REQUIREMENT: Output the entries exactly.

PROVIDED DATA:
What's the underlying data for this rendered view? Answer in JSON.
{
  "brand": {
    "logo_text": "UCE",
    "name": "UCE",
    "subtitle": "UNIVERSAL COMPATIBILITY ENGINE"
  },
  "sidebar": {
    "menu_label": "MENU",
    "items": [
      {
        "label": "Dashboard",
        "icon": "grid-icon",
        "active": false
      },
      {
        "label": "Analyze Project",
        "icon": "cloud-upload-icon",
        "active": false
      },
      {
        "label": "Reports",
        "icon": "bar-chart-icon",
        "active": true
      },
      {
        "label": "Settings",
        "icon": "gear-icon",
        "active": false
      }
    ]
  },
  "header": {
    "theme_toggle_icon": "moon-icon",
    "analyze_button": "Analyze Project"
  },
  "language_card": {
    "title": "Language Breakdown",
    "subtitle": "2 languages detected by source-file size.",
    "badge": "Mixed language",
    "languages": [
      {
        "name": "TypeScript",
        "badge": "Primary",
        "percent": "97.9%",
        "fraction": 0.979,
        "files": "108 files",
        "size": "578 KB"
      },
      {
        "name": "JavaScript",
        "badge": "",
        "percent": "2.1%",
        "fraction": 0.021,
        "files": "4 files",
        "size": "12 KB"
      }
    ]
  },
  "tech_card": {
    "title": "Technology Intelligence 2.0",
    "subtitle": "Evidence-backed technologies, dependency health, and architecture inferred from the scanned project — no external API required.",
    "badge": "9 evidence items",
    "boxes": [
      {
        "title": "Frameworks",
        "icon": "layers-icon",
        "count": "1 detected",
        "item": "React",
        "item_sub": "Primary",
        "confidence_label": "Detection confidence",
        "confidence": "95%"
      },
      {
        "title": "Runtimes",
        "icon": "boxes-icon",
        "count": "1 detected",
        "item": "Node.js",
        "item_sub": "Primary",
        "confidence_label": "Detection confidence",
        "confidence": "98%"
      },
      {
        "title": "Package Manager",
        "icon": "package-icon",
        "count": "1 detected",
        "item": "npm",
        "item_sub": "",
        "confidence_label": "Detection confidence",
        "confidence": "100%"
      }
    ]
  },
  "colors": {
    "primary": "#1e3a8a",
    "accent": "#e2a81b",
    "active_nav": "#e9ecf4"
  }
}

RESPONSE:
What's the underlying data for this rendered view? Answer in JSON.
{
  "brand": {
    "logo_text": "UCE",
    "name": "UCE",
    "subtitle": "UNIVERSAL COMPATIBILITY ENGINE"
  },
  "sidebar": {
    "menu_label": "MENU",
    "items": [
      {
        "label": "Dashboard",
        "icon": "grid-icon",
        "active": false
      },
      {
        "label": "Analyze Project",
        "icon": "cloud-upload-icon",
        "active": false
      },
      {
        "label": "Reports",
        "icon": "bar-chart-icon",
        "active": true
      },
      {
        "label": "Settings",
        "icon": "gear-icon",
        "active": false
      }
    ]
  },
  "header": {
    "theme_toggle_icon": "moon-icon",
    "analyze_button": "Analyze Project"
  },
  "language_card": {
    "title": "Language Breakdown",
    "subtitle": "2 languages detected by source-file size.",
    "badge": "Mixed language",
    "languages": [
      {
        "name": "TypeScript",
        "badge": "Primary",
        "percent": "97.9%",
        "fraction": 0.979,
        "files": "108 files",
        "size": "578 KB"
      },
      {
        "name": "JavaScript",
        "badge": "",
        "percent": "2.1%",
        "fraction": 0.021,
        "files": "4 files",
        "size": "12 KB"
      }
    ]
  },
  "tech_card": {
    "title": "Technology Intelligence 2.0",
    "subtitle": "Evidence-backed technologies, dependency health, and architecture inferred from the scanned project — no external API required.",
    "badge": "9 evidence items",
    "boxes": [
      {
        "title": "Frameworks",
        "icon": "layers-icon",
        "count": "1 detected",
        "item": "React",
        "item_sub": "Primary",
        "confidence_label": "Detection confidence",
        "confidence": "95%"
      },
      {
        "title": "Runtimes",
        "icon": "boxes-icon",
        "count": "1 detected",
        "item": "Node.js",
        "item_sub": "Primary",
        "confidence_label": "Detection confidence",
        "confidence": "98%"
      },
      {
        "title": "Package Manager",
        "icon": "package-icon",
        "count": "1 detected",
        "item": "npm",
        "item_sub": "",
        "confidence_label": "Detection confidence",
        "confidence": "100%"
      }
    ]
  },
  "colors": {
    "primary": "#1e3a8a",
    "accent": "#e2a81b",
    "active_nav": "#e9ecf4"
  }
}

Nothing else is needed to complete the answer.